====== RAW DATA ======

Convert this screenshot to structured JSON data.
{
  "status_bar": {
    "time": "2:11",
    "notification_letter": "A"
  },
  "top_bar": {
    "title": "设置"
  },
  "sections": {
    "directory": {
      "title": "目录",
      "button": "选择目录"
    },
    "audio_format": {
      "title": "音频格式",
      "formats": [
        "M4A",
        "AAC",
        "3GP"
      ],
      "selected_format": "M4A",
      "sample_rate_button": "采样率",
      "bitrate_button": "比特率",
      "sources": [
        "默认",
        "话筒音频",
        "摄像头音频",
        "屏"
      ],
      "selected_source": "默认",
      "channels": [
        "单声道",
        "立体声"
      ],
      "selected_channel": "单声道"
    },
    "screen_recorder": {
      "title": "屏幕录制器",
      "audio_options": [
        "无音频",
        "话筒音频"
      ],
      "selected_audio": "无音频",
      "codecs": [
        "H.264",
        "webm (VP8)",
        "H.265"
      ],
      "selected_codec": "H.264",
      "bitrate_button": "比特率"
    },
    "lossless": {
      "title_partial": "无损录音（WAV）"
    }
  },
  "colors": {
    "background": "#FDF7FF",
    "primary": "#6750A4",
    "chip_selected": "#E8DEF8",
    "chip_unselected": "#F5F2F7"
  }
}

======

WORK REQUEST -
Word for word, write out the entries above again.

SOLUTION FOR THIS PROBLEM -
Convert this screenshot to structured JSON data.
{
  "status_bar": {
    "time": "2:11",
    "notification_letter": "A"
  },
  "top_bar": {
    "title": "设置"
  },
  "sections": {
    "directory": {
      "title": "目录",
      "button": "选择目录"
    },
    "audio_format": {
      "title": "音频格式",
      "formats": [
        "M4A",
        "AAC",
        "3GP"
      ],
      "selected_format": "M4A",
      "sample_rate_button": "采样率",
      "bitrate_button": "比特率",
      "sources": [
        "默认",
        "话筒音频",
        "摄像头音频",
        "屏"
      ],
      "selected_source": "默认",
      "channels": [
        "单声道",
        "立体声"
      ],
      "selected_channel": "单声道"
    },
    "screen_recorder": {
      "title": "屏幕录制器",
      "audio_options": [
        "无音频",
        "话筒音频"
      ],
      "selected_audio": "无音频",
      "codecs": [
        "H.264",
        "webm (VP8)",
        "H.265"
      ],
      "selected_codec": "H.264",
      "bitrate_button": "比特率"
    },
    "lossless": {
      "title_partial": "无损录音（WAV）"
    }
  },
  "colors": {
    "background": "#FDF7FF",
    "primary": "#6750A4",
    "chip_selected": "#E8DEF8",
    "chip_unselected": "#F5F2F7"
  }
}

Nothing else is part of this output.